This is a pretty significant alteration — and it’s unique because there is dedicated Superfund money from cleaning up the zinc plant.

The EPA used money from the current owner of the Superfund site, a division of CBS, to provide funding to ATC and NPS to get a professional trail builder — basically an architect — for the new section.

Volunteer trail crews will perform most of the heavy lifting.

Since last month, crews of volunteers have been coming to the area six at a time to split rocks, remove ground cover and construct a permanent trail.

Trail crew leader Jerry Kyle said when his crew makes a trail they aim at having the stone features last for about 50 years. Kyle said the existing trail was temporary, and rather than replace it, they want to build something more sustainable.

“You want the trail you build to be safe, simple, sustainable,” he said.

The work doesn’t progress fast by any stretch. After two and a half weeks, they had completed about 300 feet of trail.

But they are operating mostly by hand and teamwork. Trail crew members regularly volunteer to return because they like the tangible work that they get done with their hands, and the camaraderie of working on the trail crew.

“It just gets into your blood, and you love it. You go home and you have to live in a box again, and deal with all that other stuff and you think, ‘Damn, I want to be out on the mountain crushing rock,’ ” said Nancy Mooney, a Virginia native.

The Appalachian trail has established that the standard for the trail is a path approximately 18 to 24 inches wide, versus the old trail bed where the trail will be relocated from.

It should provide even better views than the current section.

“It will be more scenic, it will go to places that we’re fairly confident that vegetation won’t screen out views,” Sickley said.

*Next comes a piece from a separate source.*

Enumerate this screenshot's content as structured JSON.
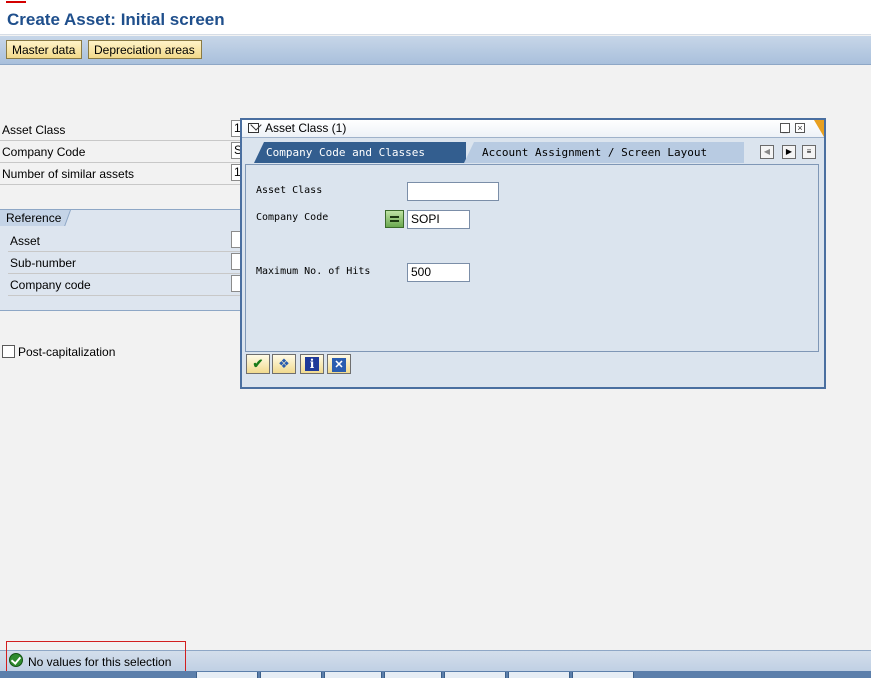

Once the trail is completed, it will become the responsibility of the local maintaining trail club, which in this case is Keystone Trails Association. A few years ago, a group known as the Philadelphia Hiking Club decided they could no longer care for the trail.

KTA stepped up, forming a local group of about 30 volunteers who have pledged to maintain the trail.

“We’re very grateful for the amount of support we’ve gotten from the volunteers in the Lehigh Valley area, and we think it’s been very successful,” Foster said.

The new section of trail won’t open until 2019 at the earliest. After that, work will move to the other side of the Lehigh Gap.

For more information about the trail crew, look up “ATC mid-Atlantic trail crew.” For more information about the local maintaining club, Keystone Trails Association, visit https://www.kta-hike.org.

Trail crew members remove topsoil for the new trail because it is susceptible to erosion. CHRIS REBER/TIMES NEWS
Volunteers with the Appalachian Trail Conservancy’s Mid-Atlantic Trail Crew work together to carry a rock which will be used as a step along a relocated section of trail near Palmerton. CHRIS REBER/TIMES NEWS
Trail crew leader Jerry Kyle, right, directs volunteers as they put the rock they carried into place as a step along the new section of trail.